  24. Patchy Reionization • Structure in ionization • Can distinguish between ionization histories • Confusion, e.g. kSZ effect • e.g. Santos et al. (0305471) • Effects similar • kSZ, OV, PReI • Different z’s, use lensing?

  25. Sunyaev-Zeldovich Effect (SZE) • Spectral distortion of CMB • Dominated by massive halos (galaxy clusters) • Low-z clusters: ~ 20’-30’ • z=1: ~1’  expected dominant signal in CMB on small angular scales • Amplitude highly sensitive to s8 A. Cooray (astro-ph/0203048) P. Zhang, U. Pen, & B. Wang (astro-ph/0201375)

  26. CMB Checklist (continued) Secondary predictions from inflation-inspired models: • late-time dark energy domination • low ℓ ISW bump correlated with large scale structure (potentials) • late-time non-linear structure formation • gravitational lensing of CMB • Sunyaev-Zeldovich effect from deep potential wells (clusters) • late-time reionization • overall supression and tilt of primary CMB spectrum • doppler and ionization modulation produces small-scale anisotropies

  27. Matter Spectrum and Large Scale Structure

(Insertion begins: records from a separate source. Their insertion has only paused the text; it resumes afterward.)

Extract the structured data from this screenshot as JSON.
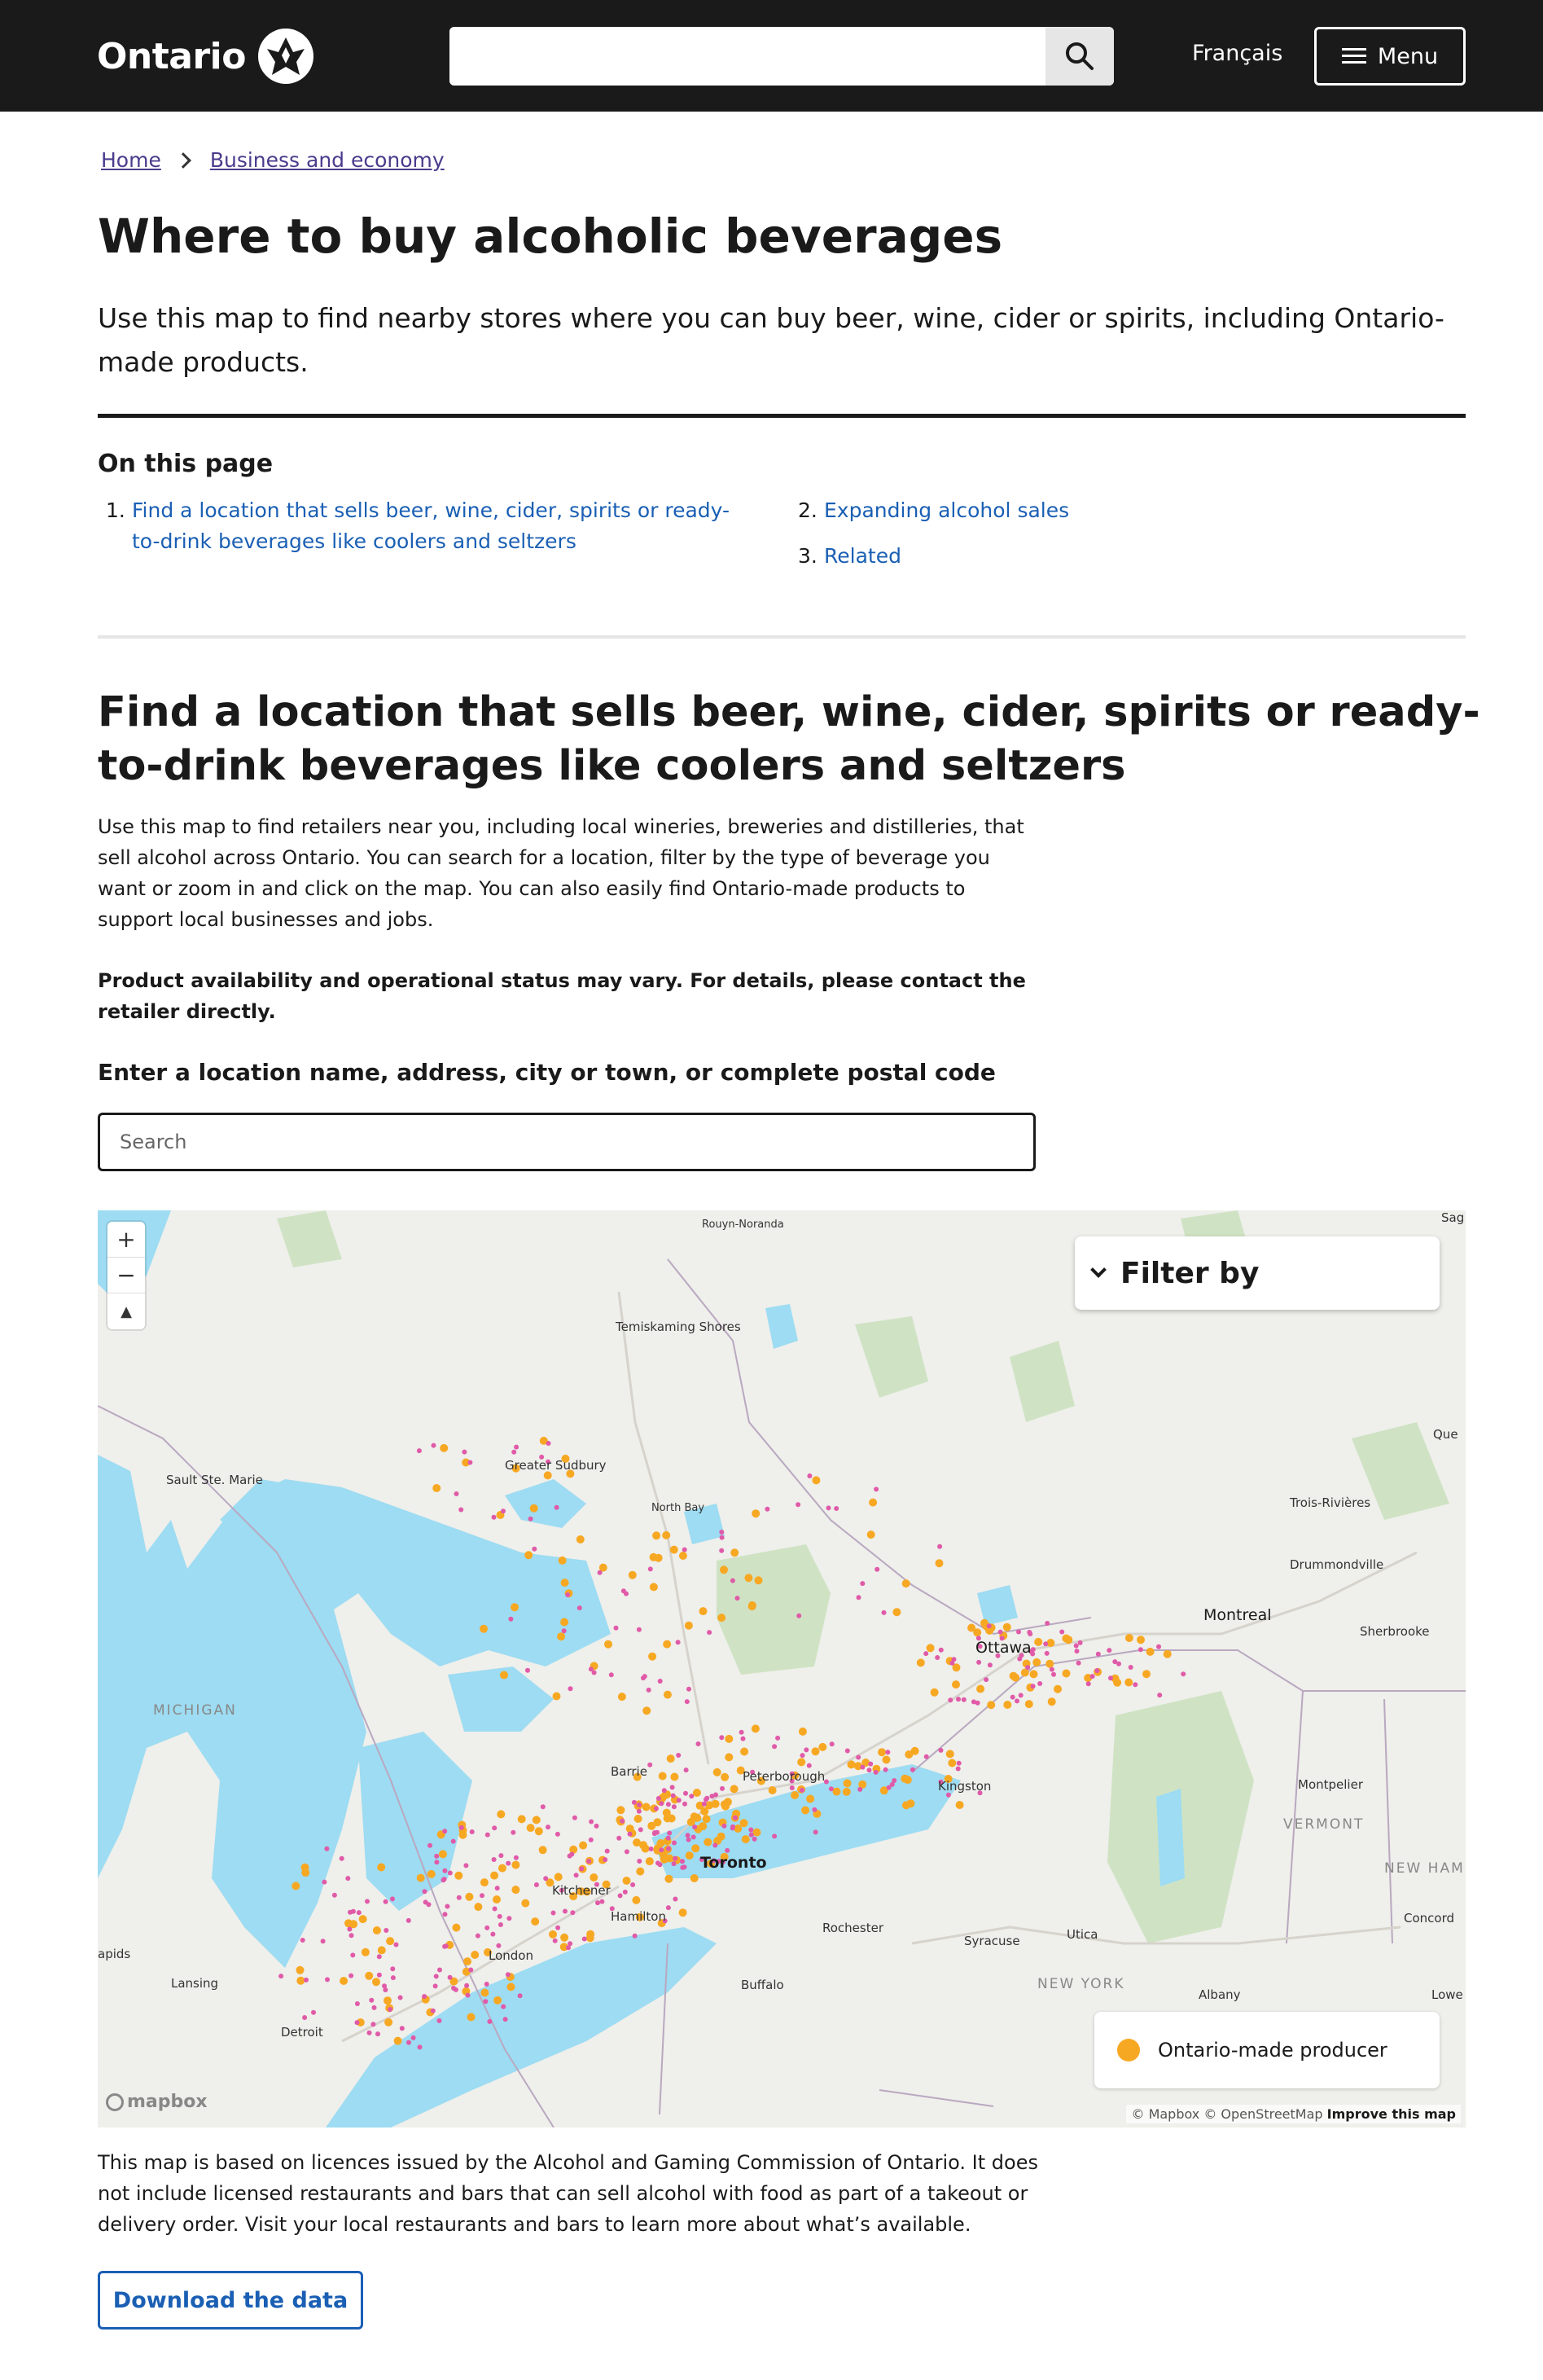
{
  "header": {
    "logo_text": "Ontario",
    "search_placeholder": "",
    "language_link": "Français",
    "menu_label": "Menu"
  },
  "breadcrumb": [
    "Home",
    "Business and economy"
  ],
  "page": {
    "title": "Where to buy alcoholic beverages",
    "lead": "Use this map to find nearby stores where you can buy beer, wine, cider or spirits, including Ontario-made products."
  },
  "on_this_page": {
    "heading": "On this page",
    "items": [
      {
        "num": "1.",
        "label": "Find a location that sells beer, wine, cider, spirits or ready-to-drink beverages like coolers and seltzers"
      },
      {
        "num": "2.",
        "label": "Expanding alcohol sales"
      },
      {
        "num": "3.",
        "label": "Related"
      }
    ]
  },
  "section": {
    "title": "Find a location that sells beer, wine, cider, spirits or ready-to-drink beverages like coolers and seltzers",
    "intro": "Use this map to find retailers near you, including local wineries, breweries and distilleries, that sell alcohol across Ontario. You can search for a location, filter by the type of beverage you want or zoom in and click on the map. You can also easily find Ontario-made products to support local businesses and jobs.",
    "notice": "Product availability and operational status may vary. For details, please contact the retailer directly.",
    "search_label": "Enter a location name, address, city or town, or complete postal code",
    "search_placeholder": "Search"
  },
  "map": {
    "filter_label": "Filter by",
    "legend_label": "Ontario-made producer",
    "legend_color": "#f7a823",
    "retailer_color": "#e05aa8",
    "water_color": "#9ddcf2",
    "land_color": "#efefeb",
    "park_color": "#cfe3c4",
    "mapbox_logo": "mapbox",
    "attribution": "© Mapbox © OpenStreetMap",
    "attribution_link": "Improve this map",
    "zoom_in": "+",
    "zoom_out": "−",
    "compass": "▲",
    "places": [
      "Rouyn-Noranda",
      "Temiskaming Shores",
      "Greater Sudbury",
      "North Bay",
      "Sault Ste. Marie",
      "Ottawa",
      "Montreal",
      "Trois-Rivières",
      "Drummondville",
      "Sherbrooke",
      "Que",
      "Barrie",
      "Peterborough",
      "Kingston",
      "Toronto",
      "Kitchener",
      "Hamilton",
      "London",
      "Rochester",
      "Syracuse",
      "Utica",
      "Buffalo",
      "Detroit",
      "Lansing",
      "apids",
      "Montpelier",
      "Concord",
      "Albany",
      "Lowe",
      "Sag",
      "MICHIGAN",
      "VERMONT",
      "NEW HAMPSHIR",
      "NEW YORK"
    ]
  },
  "footnote": "This map is based on licences issued by the Alcohol and Gaming Commission of Ontario. It does not include licensed restaurants and bars that can sell alcohol with food as part of a takeout or delivery order. Visit your local restaurants and bars to learn more about what’s available.",
  "download_label": "Download the data"
}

  28. After recombination … • Potential fluctuations grow to form Large Scale Structure • overdensities collapse to form galaxies and galaxy clusters • underdensities expand into voids, with cosmic web between • acoustic peaks appear as Baryon Oscillations in matter spectrum Simulation courtesy A. Kravtsov – http://cosmicweb.uchicago.edu

  29. After recombination … • Potential fluctuations grow to form Large Scale Structure • overdensities collapse to form galaxies and galaxy clusters • underdensities expand into voids, with cosmic web between • acoustic peaks appear as Baryon Oscillations in matter spectrum • Current overdensities in non-linear regime • dr/r ~ 1 on 8 h-1 Mpc scales (s8 parameter) • linear potential growth: dr/r ~ 10-3 at recombination (z ≈1500) Simulation courtesy A. Kravtsov – http://cosmicweb.uchicago.edu

  30. Late Times: Matter Power Spectrum • matter power spectrum P(k) • related to angular power spectrum (via transfer function) • large scale structure • non-linear on small scales (<10 Mpc = 0.1) • imprint of CMB acoustic peaks retained on large scales • “baryon oscillations” measured by SDSS Courtesy Wayne Hu – http://background.uchicago.edu

  31. Harmonic peak series = peak in correlation function Late Times: Matter Power Spectrum • matter power spectrum P(k) • related to angular power spectrum (via transfer function) • large scale structure • non-linear on small scales • imprint of CMB acoustic peaks retained on large scales • “baryon oscillations” measured by SDSS Eisenstein et al. 2005, astro-ph/0501171

  32. CMB Checklist (continued) Secondary predictions from inflation-inspired models: • late-time dark energy domination • low ℓ ISW bump correlated with large scale structure (potentials) • late-time non-linear structure formation • gravitational lensing of CMB • Sunyaev-Zeldovich effect from deep potential wells (clusters) • late-time reionization • overall supression and tilt of primary CMB spectrum • doppler and ionization modulation produces small-scale anisotropies • growth of matter power spectrum • primordial power-law above current sound horizon • CMB acoustic peaks as baryon oscillations